No need to leave an opening in the stitch line, since we can turn the cover right side out through the opening in the envelope back.
Sew around the perimeter of the cover with 1/2 inch seam allowance.
I recommend securing the overlapped portion of the back cover (picture below, right), with an extra line of stitching. This area will be stressed with pillow insertion and removal and will be a weak point.
Finish seam allowance
Please finish your seam allowance in some way, so that you do not get unraveling and "stringing" (my term for annoying thread shedding) with laundering.
Possible options for finishing your raw edges:
- pink the edges with pinking shears (shown left)
- zig zag the edge
- serge the edge (shown below, right)
Clip off the corners, at an angle, as shown to the right.
This helps reduce bulk inside the corners, once turned right side out. It is much easier to achieve crisp corners when you reduce the bulk in this manner.
Turn, poke out corners & press
Turn cover right side out through the envelope closure opening.
Use a sharp object (chop-stick, empty mechanical pencil, clean screwdriver, etc.) or point turner, to poke out the corners to nice crisp points.
Here is the pillow cover pressed and ready for insertion of the insert.

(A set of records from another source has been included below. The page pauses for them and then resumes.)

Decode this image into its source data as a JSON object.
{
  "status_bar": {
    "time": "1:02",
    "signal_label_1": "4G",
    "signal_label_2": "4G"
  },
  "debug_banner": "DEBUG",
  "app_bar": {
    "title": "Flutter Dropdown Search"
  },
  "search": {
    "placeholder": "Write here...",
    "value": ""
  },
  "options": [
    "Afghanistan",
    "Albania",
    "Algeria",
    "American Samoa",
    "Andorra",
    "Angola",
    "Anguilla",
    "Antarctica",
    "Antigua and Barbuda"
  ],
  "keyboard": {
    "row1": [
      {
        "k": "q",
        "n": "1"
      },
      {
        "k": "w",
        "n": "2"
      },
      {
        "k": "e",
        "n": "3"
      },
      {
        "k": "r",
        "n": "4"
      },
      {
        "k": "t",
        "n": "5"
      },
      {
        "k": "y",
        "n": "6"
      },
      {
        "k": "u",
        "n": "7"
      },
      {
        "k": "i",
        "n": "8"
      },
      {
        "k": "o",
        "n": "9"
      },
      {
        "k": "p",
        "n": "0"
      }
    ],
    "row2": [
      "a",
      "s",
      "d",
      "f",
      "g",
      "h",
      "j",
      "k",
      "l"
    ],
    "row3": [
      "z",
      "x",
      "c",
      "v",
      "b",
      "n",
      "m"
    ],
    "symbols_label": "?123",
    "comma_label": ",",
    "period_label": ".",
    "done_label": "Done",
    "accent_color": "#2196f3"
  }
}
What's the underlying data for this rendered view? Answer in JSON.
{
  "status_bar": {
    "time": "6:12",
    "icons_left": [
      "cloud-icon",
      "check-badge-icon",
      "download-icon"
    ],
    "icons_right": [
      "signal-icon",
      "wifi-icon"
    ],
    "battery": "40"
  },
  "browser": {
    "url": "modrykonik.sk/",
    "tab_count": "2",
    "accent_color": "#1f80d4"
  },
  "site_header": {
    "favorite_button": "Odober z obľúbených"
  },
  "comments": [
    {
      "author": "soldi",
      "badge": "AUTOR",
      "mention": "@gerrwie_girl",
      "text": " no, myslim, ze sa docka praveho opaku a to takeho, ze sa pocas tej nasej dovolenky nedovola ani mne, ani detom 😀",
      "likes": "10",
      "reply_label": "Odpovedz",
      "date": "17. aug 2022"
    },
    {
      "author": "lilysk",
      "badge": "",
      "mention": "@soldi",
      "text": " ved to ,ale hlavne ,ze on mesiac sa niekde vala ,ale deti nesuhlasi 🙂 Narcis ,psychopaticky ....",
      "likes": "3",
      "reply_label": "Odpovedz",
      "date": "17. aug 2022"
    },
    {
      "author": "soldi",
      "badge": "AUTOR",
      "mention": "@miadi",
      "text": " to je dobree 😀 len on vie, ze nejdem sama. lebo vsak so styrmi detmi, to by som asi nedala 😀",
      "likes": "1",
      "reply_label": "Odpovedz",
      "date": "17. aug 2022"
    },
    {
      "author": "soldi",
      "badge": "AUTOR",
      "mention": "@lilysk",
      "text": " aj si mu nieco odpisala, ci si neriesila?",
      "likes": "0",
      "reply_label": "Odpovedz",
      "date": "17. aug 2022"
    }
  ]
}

Here is the beautiful finished Valentine Pillow Holder, ready for a card, candy bar and maybe even a small bouquet of flowers.
I made a unique one for each daughter, since they are sisters but VERY different little creatures ; )
If you are feeling lovey-dovey and inspired to create more projects of this type, check out my Pinterest Board, Heart Sewing Project Ideas. It has several cute heart themed fabric crafts and sewing project ideas to try.
If this project seems a little overwhelming, consider making a standard pillowcase in festive Valentine's Day appropriate fabric! Check out Sew a Pillowcase: A Tutorial for Beginners using French Seams, if this is more your current speed.
Handwarmers: A Quick & Easy Tutorial, is another heart themed, cold weather appropriate project idea.
Remember, showing love and appreciation for those in our lives should be an EVERYDAY occurrence, not just on 1 day in February : )
Be kind & stay safe,